Mitsubishi Tanabe Pharma Corporation (MTPC), which is locally based in Jersey City, N.J. with a head office in Osaka, Japan, announced yesterday that a New Drug Application has been submitted to the U.S. Food and Drug Administration (FDA) for edaravone (MCI-186) for the treatment of amyotrophic lateral sclerosis (ALS).
Those in the ALS community may have questions about what this means for them. Below we provide some background information on edaravone.
What is edaravone?
Edaravone is believed to act as a free radical scavenger, a compound that works by getting rid of toxic waste generated as a normal by-product of cell function. In ALS it is thought that these by-products are not as effectively removed and the compound may be neuroprotective by relieving the effects of this oxidative stress. The increase in oxidative stress is thought to damage motor neurons (cells that die in ALS).
In 2011, The ALS Association, Wisconsin Chapter began supporting the work of Howard Weiner, M.D., Co-director of the Ann Romney Center for Neurologic Diseases, Brigham and Women’s Hospital around the role of inflammation in ALS. In March 2016, The ALS Association awarded a new Translational Research Advancing Therapy for ALS (TREAT ALSTM) Drug Development Contract to Dr. Weiner and David Rodman, M.D. at miRagen Therapeutics to continue this work targeting inflammation in ALS.

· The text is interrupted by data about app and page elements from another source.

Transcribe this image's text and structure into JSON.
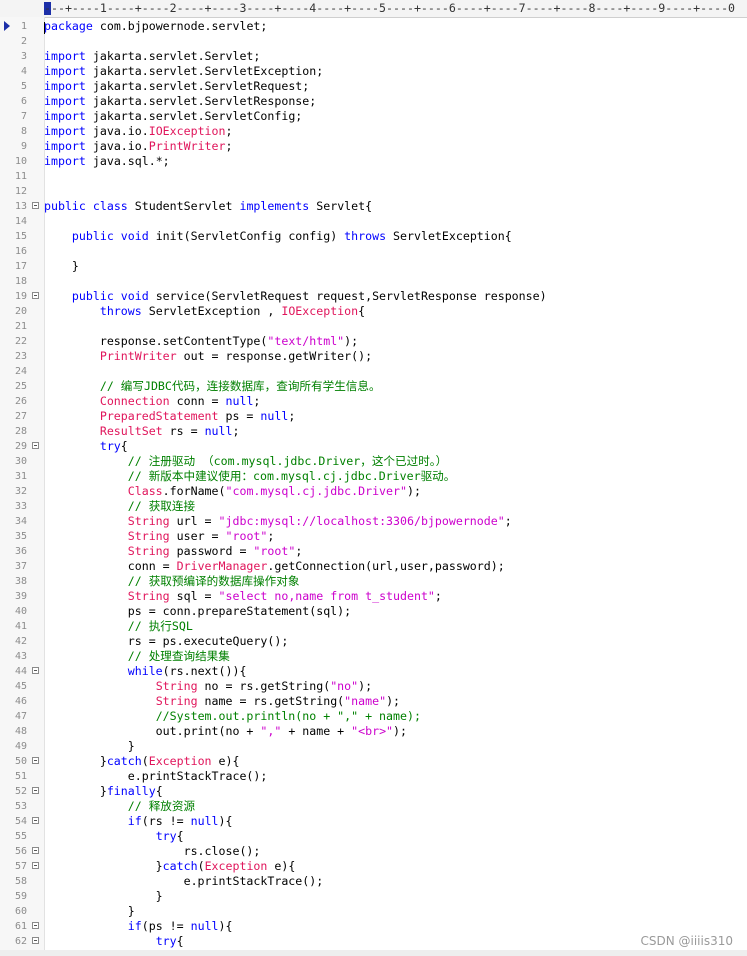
{
  "ruler": {
    "text": "---+----1----+----2----+----3----+----4----+----5----+----6----+----7----+----8----+----9----+----0"
  },
  "watermark": "CSDN @iiiis310",
  "colors": {
    "keyword": "#0000ff",
    "type": "#e0155b",
    "string": "#cc00cc",
    "comment": "#008000",
    "marker": "#1c2fa8"
  },
  "icons": {
    "current_line": "arrow-marker-icon",
    "fold": "fold-minus-icon"
  },
  "code": {
    "fold_lines": [
      13,
      19,
      29,
      44,
      50,
      52,
      54,
      56,
      57,
      61,
      62
    ],
    "lines": [
      [
        [
          "kw",
          "package"
        ],
        [
          "",
          "com.bjpowernode.servlet;"
        ]
      ],
      [],
      [
        [
          "kw",
          "import"
        ],
        [
          "",
          "jakarta.servlet.Servlet;"
        ]
      ],
      [
        [
          "kw",
          "import"
        ],
        [
          "",
          "jakarta.servlet.ServletException;"
        ]
      ],
      [
        [
          "kw",
          "import"
        ],
        [
          "",
          "jakarta.servlet.ServletRequest;"
        ]
      ],
      [
        [
          "kw",
          "import"
        ],
        [
          "",
          "jakarta.servlet.ServletResponse;"
        ]
      ],
      [
        [
          "kw",
          "import"
        ],
        [
          "",
          "jakarta.servlet.ServletConfig;"
        ]
      ],
      [
        [
          "kw",
          "import"
        ],
        [
          "",
          "java.io."
        ],
        [
          "ty",
          "IOException"
        ],
        [
          "",
          ";"
        ]
      ],
      [
        [
          "kw",
          "import"
        ],
        [
          "",
          "java.io."
        ],
        [
          "ty",
          "PrintWriter"
        ],
        [
          "",
          ";"
        ]
      ],
      [
        [
          "kw",
          "import"
        ],
        [
          "",
          "java.sql.*;"
        ]
      ],
      [],
      [],
      [
        [
          "kw",
          "public"
        ],
        [
          "",
          " "
        ],
        [
          "kw",
          "class"
        ],
        [
          "",
          " StudentServlet "
        ],
        [
          "kw",
          "implements"
        ],
        [
          "",
          " Servlet{"
        ]
      ],
      [],
      [
        [
          "",
          "    "
        ],
        [
          "kw",
          "public"
        ],
        [
          "",
          " "
        ],
        [
          "kw",
          "void"
        ],
        [
          "",
          " init(ServletConfig config) "
        ],
        [
          "kw",
          "throws"
        ],
        [
          "",
          " ServletException{"
        ]
      ],
      [],
      [
        [
          "",
          "    }"
        ]
      ],
      [],
      [
        [
          "",
          "    "
        ],
        [
          "kw",
          "public"
        ],
        [
          "",
          " "
        ],
        [
          "kw",
          "void"
        ],
        [
          "",
          " service(ServletRequest request,ServletResponse response)"
        ]
      ],
      [
        [
          "",
          "        "
        ],
        [
          "kw",
          "throws"
        ],
        [
          "",
          " ServletException , "
        ],
        [
          "ty",
          "IOException"
        ],
        [
          "",
          "{"
        ]
      ],
      [],
      [
        [
          "",
          "        response.setContentType("
        ],
        [
          "st",
          "\"text/html\""
        ],
        [
          "",
          ");"
        ]
      ],
      [
        [
          "",
          "        "
        ],
        [
          "ty",
          "PrintWriter"
        ],
        [
          "",
          " out = response.getWriter();"
        ]
      ],
      [],
      [
        [
          "",
          "        "
        ],
        [
          "cm",
          "// 编写JDBC代码，连接数据库，查询所有学生信息。"
        ]
      ],
      [
        [
          "",
          "        "
        ],
        [
          "ty",
          "Connection"
        ],
        [
          "",
          " conn = "
        ],
        [
          "kw",
          "null"
        ],
        [
          "",
          ";"
        ]
      ],
      [
        [
          "",
          "        "
        ],
        [
          "ty",
          "PreparedStatement"
        ],
        [
          "",
          " ps = "
        ],
        [
          "kw",
          "null"
        ],
        [
          "",
          ";"
        ]
      ],
      [
        [
          "",
          "        "
        ],
        [
          "ty",
          "ResultSet"
        ],
        [
          "",
          " rs = "
        ],
        [
          "kw",
          "null"
        ],
        [
          "",
          ";"
        ]
      ],
      [
        [
          "",
          "        "
        ],
        [
          "kw",
          "try"
        ],
        [
          "",
          "{"
        ]
      ],
      [
        [
          "",
          "            "
        ],
        [
          "cm",
          "// 注册驱动 （com.mysql.jdbc.Driver，这个已过时。）"
        ]
      ],
      [
        [
          "",
          "            "
        ],
        [
          "cm",
          "// 新版本中建议使用：com.mysql.cj.jdbc.Driver驱动。"
        ]
      ],
      [
        [
          "",
          "            "
        ],
        [
          "ty",
          "Class"
        ],
        [
          "",
          ".forName("
        ],
        [
          "st",
          "\"com.mysql.cj.jdbc.Driver\""
        ],
        [
          "",
          ");"
        ]
      ],
      [
        [
          "",
          "            "
        ],
        [
          "cm",
          "// 获取连接"
        ]
      ],
      [
        [
          "",
          "            "
        ],
        [
          "ty",
          "String"
        ],
        [
          "",
          " url = "
        ],
        [
          "st",
          "\"jdbc:mysql://localhost:3306/bjpowernode\""
        ],
        [
          "",
          ";"
        ]
      ],
      [
        [
          "",
          "            "
        ],
        [
          "ty",
          "String"
        ],
        [
          "",
          " user = "
        ],
        [
          "st",
          "\"root\""
        ],
        [
          "",
          ";"
        ]
      ],
      [
        [
          "",
          "            "
        ],
        [
          "ty",
          "String"
        ],
        [
          "",
          " password = "
        ],
        [
          "st",
          "\"root\""
        ],
        [
          "",
          ";"
        ]
      ],
      [
        [
          "",
          "            conn = "
        ],
        [
          "ty",
          "DriverManager"
        ],
        [
          "",
          ".getConnection(url,user,password);"
        ]
      ],
      [
        [
          "",
          "            "
        ],
        [
          "cm",
          "// 获取预编译的数据库操作对象"
        ]
      ],
      [
        [
          "",
          "            "
        ],
        [
          "ty",
          "String"
        ],
        [
          "",
          " sql = "
        ],
        [
          "st",
          "\"select no,name from t_student\""
        ],
        [
          "",
          ";"
        ]
      ],
      [
        [
          "",
          "            ps = conn.prepareStatement(sql);"
        ]
      ],
      [
        [
          "",
          "            "
        ],
        [
          "cm",
          "// 执行SQL"
        ]
      ],
      [
        [
          "",
          "            rs = ps.executeQuery();"
        ]
      ],
      [
        [
          "",
          "            "
        ],
        [
          "cm",
          "// 处理查询结果集"
        ]
      ],
      [
        [
          "",
          "            "
        ],
        [
          "kw",
          "while"
        ],
        [
          "",
          "(rs.next()){"
        ]
      ],
      [
        [
          "",
          "                "
        ],
        [
          "ty",
          "String"
        ],
        [
          "",
          " no = rs.getString("
        ],
        [
          "st",
          "\"no\""
        ],
        [
          "",
          ");"
        ]
      ],
      [
        [
          "",
          "                "
        ],
        [
          "ty",
          "String"
        ],
        [
          "",
          " name = rs.getString("
        ],
        [
          "st",
          "\"name\""
        ],
        [
          "",
          ");"
        ]
      ],
      [
        [
          "",
          "                "
        ],
        [
          "cm",
          "//System.out.println(no + \",\" + name);"
        ]
      ],
      [
        [
          "",
          "                out.print(no + "
        ],
        [
          "st",
          "\",\""
        ],
        [
          "",
          " + name + "
        ],
        [
          "st",
          "\"<br>\""
        ],
        [
          "",
          ");"
        ]
      ],
      [
        [
          "",
          "            }"
        ]
      ],
      [
        [
          "",
          "        }"
        ],
        [
          "kw",
          "catch"
        ],
        [
          "",
          "("
        ],
        [
          "ty",
          "Exception"
        ],
        [
          "",
          " e){"
        ]
      ],
      [
        [
          "",
          "            e.printStackTrace();"
        ]
      ],
      [
        [
          "",
          "        }"
        ],
        [
          "kw",
          "finally"
        ],
        [
          "",
          "{"
        ]
      ],
      [
        [
          "",
          "            "
        ],
        [
          "cm",
          "// 释放资源"
        ]
      ],
      [
        [
          "",
          "            "
        ],
        [
          "kw",
          "if"
        ],
        [
          "",
          "(rs != "
        ],
        [
          "kw",
          "null"
        ],
        [
          "",
          "){"
        ]
      ],
      [
        [
          "",
          "                "
        ],
        [
          "kw",
          "try"
        ],
        [
          "",
          "{"
        ]
      ],
      [
        [
          "",
          "                    rs.close();"
        ]
      ],
      [
        [
          "",
          "                }"
        ],
        [
          "kw",
          "catch"
        ],
        [
          "",
          "("
        ],
        [
          "ty",
          "Exception"
        ],
        [
          "",
          " e){"
        ]
      ],
      [
        [
          "",
          "                    e.printStackTrace();"
        ]
      ],
      [
        [
          "",
          "                }"
        ]
      ],
      [
        [
          "",
          "            }"
        ]
      ],
      [
        [
          "",
          "            "
        ],
        [
          "kw",
          "if"
        ],
        [
          "",
          "(ps != "
        ],
        [
          "kw",
          "null"
        ],
        [
          "",
          "){"
        ]
      ],
      [
        [
          "",
          "                "
        ],
        [
          "kw",
          "try"
        ],
        [
          "",
          "{"
        ]
      ]
    ]
  }
}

The goal of their project is to accelerate a novel microRNA (miRNA) therapeutic approach to reduce neuro-inflammation, in order to bring it into clinic trials and meet a significant medical need in ALS. Below we provide some background on this exciting work.